▶ [Data shown]

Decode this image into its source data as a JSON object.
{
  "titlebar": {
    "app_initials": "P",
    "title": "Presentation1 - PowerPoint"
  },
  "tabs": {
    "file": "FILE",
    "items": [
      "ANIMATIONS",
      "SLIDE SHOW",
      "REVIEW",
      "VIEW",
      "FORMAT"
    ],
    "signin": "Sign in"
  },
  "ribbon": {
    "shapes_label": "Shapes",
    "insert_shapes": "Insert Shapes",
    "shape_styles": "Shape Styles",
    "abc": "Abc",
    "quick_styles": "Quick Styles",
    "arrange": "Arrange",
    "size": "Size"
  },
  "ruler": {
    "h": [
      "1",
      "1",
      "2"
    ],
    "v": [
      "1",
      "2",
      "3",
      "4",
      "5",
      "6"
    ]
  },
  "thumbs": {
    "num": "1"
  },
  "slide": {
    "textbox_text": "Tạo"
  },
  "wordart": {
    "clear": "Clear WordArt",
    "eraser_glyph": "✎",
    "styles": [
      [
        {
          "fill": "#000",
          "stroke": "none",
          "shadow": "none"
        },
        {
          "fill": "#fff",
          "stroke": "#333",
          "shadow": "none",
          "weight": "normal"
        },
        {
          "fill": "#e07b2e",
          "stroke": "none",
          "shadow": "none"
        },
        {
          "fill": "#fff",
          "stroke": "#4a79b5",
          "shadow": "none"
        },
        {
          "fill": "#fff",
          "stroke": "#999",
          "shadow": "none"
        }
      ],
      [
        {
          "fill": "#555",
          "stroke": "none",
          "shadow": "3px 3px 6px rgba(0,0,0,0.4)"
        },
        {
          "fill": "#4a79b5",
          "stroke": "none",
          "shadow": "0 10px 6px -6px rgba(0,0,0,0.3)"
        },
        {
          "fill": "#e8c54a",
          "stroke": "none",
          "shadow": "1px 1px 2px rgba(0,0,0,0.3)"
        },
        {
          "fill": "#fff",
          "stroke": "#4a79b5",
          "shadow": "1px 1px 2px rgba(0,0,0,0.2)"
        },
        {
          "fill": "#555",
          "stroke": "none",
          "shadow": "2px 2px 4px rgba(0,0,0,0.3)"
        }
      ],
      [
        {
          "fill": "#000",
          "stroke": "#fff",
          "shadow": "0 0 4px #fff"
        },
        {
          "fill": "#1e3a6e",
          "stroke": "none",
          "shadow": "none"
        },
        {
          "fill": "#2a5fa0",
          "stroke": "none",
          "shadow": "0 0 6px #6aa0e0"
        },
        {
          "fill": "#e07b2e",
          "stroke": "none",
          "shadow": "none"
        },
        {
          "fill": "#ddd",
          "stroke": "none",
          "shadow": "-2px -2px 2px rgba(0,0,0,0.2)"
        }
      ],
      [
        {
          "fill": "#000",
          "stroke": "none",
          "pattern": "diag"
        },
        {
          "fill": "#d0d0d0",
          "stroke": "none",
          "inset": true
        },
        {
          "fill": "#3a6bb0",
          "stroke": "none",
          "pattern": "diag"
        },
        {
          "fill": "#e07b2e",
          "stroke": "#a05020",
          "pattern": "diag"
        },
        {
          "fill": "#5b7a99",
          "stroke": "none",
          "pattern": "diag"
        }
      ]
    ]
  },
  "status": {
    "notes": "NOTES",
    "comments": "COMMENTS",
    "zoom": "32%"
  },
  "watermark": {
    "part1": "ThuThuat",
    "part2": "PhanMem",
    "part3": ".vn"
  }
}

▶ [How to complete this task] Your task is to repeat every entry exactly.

▶ [Solution]
Decode this image into its source data as a JSON object.
{
  "titlebar": {
    "app_initials": "P",
    "title": "Presentation1 - PowerPoint"
  },
  "tabs": {
    "file": "FILE",
    "items": [
      "ANIMATIONS",
      "SLIDE SHOW",
      "REVIEW",
      "VIEW",
      "FORMAT"
    ],
    "signin": "Sign in"
  },
  "ribbon": {
    "shapes_label": "Shapes",
    "insert_shapes": "Insert Shapes",
    "shape_styles": "Shape Styles",
    "abc": "Abc",
    "quick_styles": "Quick Styles",
    "arrange": "Arrange",
    "size": "Size"
  },
  "ruler": {
    "h": [
      "1",
      "1",
      "2"
    ],
    "v": [
      "1",
      "2",
      "3",
      "4",
      "5",
      "6"
    ]
  },
  "thumbs": {
    "num": "1"
  },
  "slide": {
    "textbox_text": "Tạo"
  },
  "wordart": {
    "clear": "Clear WordArt",
    "eraser_glyph": "✎",
    "styles": [
      [
        {
          "fill": "#000",
          "stroke": "none",
          "shadow": "none"
        },
        {
          "fill": "#fff",
          "stroke": "#333",
          "shadow": "none",
          "weight": "normal"
        },
        {
          "fill": "#e07b2e",
          "stroke": "none",
          "shadow": "none"
        },
        {
          "fill": "#fff",
          "stroke": "#4a79b5",
          "shadow": "none"
        },
        {
          "fill": "#fff",
          "stroke": "#999",
          "shadow": "none"
        }
      ],
      [
        {
          "fill": "#555",
          "stroke": "none",
          "shadow": "3px 3px 6px rgba(0,0,0,0.4)"
        },
        {
          "fill": "#4a79b5",
          "stroke": "none",
          "shadow": "0 10px 6px -6px rgba(0,0,0,0.3)"
        },
        {
          "fill": "#e8c54a",
          "stroke": "none",
          "shadow": "1px 1px 2px rgba(0,0,0,0.3)"
        },
        {
          "fill": "#fff",
          "stroke": "#4a79b5",
          "shadow": "1px 1px 2px rgba(0,0,0,0.2)"
        },
        {
          "fill": "#555",
          "stroke": "none",
          "shadow": "2px 2px 4px rgba(0,0,0,0.3)"
        }
      ],
      [
        {
          "fill": "#000",
          "stroke": "#fff",
          "shadow": "0 0 4px #fff"
        },
        {
          "fill": "#1e3a6e",
          "stroke": "none",
          "shadow": "none"
        },
        {
          "fill": "#2a5fa0",
          "stroke": "none",
          "shadow": "0 0 6px #6aa0e0"
        },
        {
          "fill": "#e07b2e",
          "stroke": "none",
          "shadow": "none"
        },
        {
          "fill": "#ddd",
          "stroke": "none",
          "shadow": "-2px -2px 2px rgba(0,0,0,0.2)"
        }
      ],
      [
        {
          "fill": "#000",
          "stroke": "none",
          "pattern": "diag"
        },
        {
          "fill": "#d0d0d0",
          "stroke": "none",
          "inset": true
        },
        {
          "fill": "#3a6bb0",
          "stroke": "none",
          "pattern": "diag"
        },
        {
          "fill": "#e07b2e",
          "stroke": "#a05020",
          "pattern": "diag"
        },
        {
          "fill": "#5b7a99",
          "stroke": "none",
          "pattern": "diag"
        }
      ]
    ]
  },
  "status": {
    "notes": "NOTES",
    "comments": "COMMENTS",
    "zoom": "32%"
  },
  "watermark": {
    "part1": "ThuThuat",
    "part2": "PhanMem",
    "part3": ".vn"
  }
}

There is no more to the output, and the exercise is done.